Every dollar that went into Quibi showed not wanting to break from the past. From the leadership to the business model to continuing to produce video that is just adding to the sea of unnecessary content that already exists showed Quibi was a repeat of failed streaming platforms that came before it.
There was such an amazing opportunity to create ‘New TV’ and do something innovative in the media space with all that money, beyond turning a screen from horizontal to vertical seamlessly. We didn’t need another short form entertainment platform, but you know what video content I could use right now…
- ways to see what businesses & services that are still open in my neighborhood.
- where I can view & buy products online from women & Black owned businesses.
- information on local organizations & what city resources are available with video of the initiatives breaking it down.
- a simple way to know what’s going on with elected officials and see & hear from them directly, and not between sifting though crowded feeds of disinformation.
I can name many other things I would like in the form of curated video content, but the bottomline is…we should be able to connect and see what’s happening around us, simply.
TL;DR — If I can leave you with this…
We need to pay attention to our needs more than whimsical wants when it comes to funding new companies. We should be building platforms that utilize video to connect us through better ways to communicate and stimulate commerce, especially during this pandemic.
We aren’t even utilizing current technology to its fullest potential and just scratching the surface of how we will utilize video in the future.
These are just my observations, and it makes me wonder who was sitting around the table when Quibi was being discussed and financed. We need to capitalize people that have vision and experience, but it’s imperative to have qualified and knowledgable people that look like me and don’t usually get a seat at the table to be in these conversations.
Imagine if that $1.75 billion was spread across 1,750 startups across the country, instead of just one. I really hope this doesn’t deter investors from investing in media startups, especially ones like mine that are building local marketplaces powered by video.
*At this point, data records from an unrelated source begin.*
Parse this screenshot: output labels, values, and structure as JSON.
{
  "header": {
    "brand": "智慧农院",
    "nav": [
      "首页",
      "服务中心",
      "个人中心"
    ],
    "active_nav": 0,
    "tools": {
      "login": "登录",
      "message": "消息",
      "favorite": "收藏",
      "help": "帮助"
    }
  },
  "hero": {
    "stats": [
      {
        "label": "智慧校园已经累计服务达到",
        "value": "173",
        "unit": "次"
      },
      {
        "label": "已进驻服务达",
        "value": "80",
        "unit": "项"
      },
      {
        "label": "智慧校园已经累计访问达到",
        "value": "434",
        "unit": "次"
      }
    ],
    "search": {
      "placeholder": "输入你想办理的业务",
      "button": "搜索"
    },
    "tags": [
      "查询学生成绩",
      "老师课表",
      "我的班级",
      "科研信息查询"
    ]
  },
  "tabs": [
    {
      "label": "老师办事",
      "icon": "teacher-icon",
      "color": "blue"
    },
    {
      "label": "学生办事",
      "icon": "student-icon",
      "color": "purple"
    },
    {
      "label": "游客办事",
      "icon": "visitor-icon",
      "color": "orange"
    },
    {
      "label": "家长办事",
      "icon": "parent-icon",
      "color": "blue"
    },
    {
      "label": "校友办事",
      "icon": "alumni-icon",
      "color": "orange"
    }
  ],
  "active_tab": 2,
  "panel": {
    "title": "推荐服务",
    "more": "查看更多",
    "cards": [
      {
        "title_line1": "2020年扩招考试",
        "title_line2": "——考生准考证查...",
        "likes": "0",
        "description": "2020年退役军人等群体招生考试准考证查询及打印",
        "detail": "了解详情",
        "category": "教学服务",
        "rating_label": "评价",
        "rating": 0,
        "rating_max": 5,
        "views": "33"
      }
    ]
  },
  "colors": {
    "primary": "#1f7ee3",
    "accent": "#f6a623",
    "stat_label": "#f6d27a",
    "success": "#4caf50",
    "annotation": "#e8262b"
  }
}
I welcome the opportunity to discuss how we’re building the future of how people will connect locally around the world with BRIDGE and ways we can and should be utilizing video to inform and stimulate our local economies.